Here is the opening of the scene as it appears in the Phillips screenplay, dated February 16, 1983 (pp36-7):
INT. HIGH SCHOOL CAFETERIA STUDY HALL—DAY 35
DISHES CLANK in the adjacent kitchen. MRS. ROY, 50, patrols the aisles, looking for goof-offs. Most students have mastered the appearance of study. They carry on their conversations quietly, behind propped up books.
Beautiful Leigh Cabot reads a textbook, scribbles in a notebook, nibbles on her pencil from time to time. She is unaware that she is being observed. There is a vacant seat across from her.
Roseanne, the Head Cheerleader, sits directly in the line of sight between Leigh and a table of horny high school seniors: Dennis, Chuck Jenkins, Harry Bemis, and two other jocks. She thinks the boys are ogling her, unaware that Leigh is their target. All talk is whispered.

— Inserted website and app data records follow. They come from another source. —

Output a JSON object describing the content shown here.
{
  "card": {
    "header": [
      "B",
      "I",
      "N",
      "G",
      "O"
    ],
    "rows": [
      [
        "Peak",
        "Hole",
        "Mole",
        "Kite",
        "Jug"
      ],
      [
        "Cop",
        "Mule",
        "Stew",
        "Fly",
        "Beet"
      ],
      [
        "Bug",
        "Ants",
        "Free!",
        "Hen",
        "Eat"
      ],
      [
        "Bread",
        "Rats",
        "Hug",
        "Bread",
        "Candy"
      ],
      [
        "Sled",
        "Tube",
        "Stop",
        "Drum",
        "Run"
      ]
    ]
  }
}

Certainly, Dennis' foolhardy attempt to woo this purest of girls sits well here by comparison, particularly in the context of the film's developing themes of suspicion and hostility between the sexes. At first the three boys (Arnie is notable only by his absence) spy Leigh obsessively from across the room, with Chuck fantasising that he's the pencil in her mouth, and a dejected Bemis dissuading all by explaining how 'she says no to everybody.' A sleazy joke grabs the attention of the stern librarian; and then Dennis makes his move. First selecting a book from the shelves at the end of the room (on the web, one recurrent piece of trivia seems to be that the book is King's source novel, a theory I have been unable to confirm), then ignoring the lovesick Roseanne on his return pass, he at last tentatively takes a seat at Leigh's table for his introduction. He's instantly made a connection with her, as both flirt with the proposal of a night out dancing, and it underscores immediately the difference between Arnie's nostalgic existence in the past of the 1950s (a past which Leigh will confess later in the film to Arnie, she cannot identify with), and the more contemporary world to which Dennis belongs. She issues a flat rejection, and Dennis, more intrigued than the rest of her suitors, wants a reason why. 'I have a date,' she says, and John Stockwell's expression is a picture. Now rumbled by the librarian, Dennis is ordered back to his own seat, where he drops a crumpled dollar bill in front of Bemis—payment for the loss of a bet.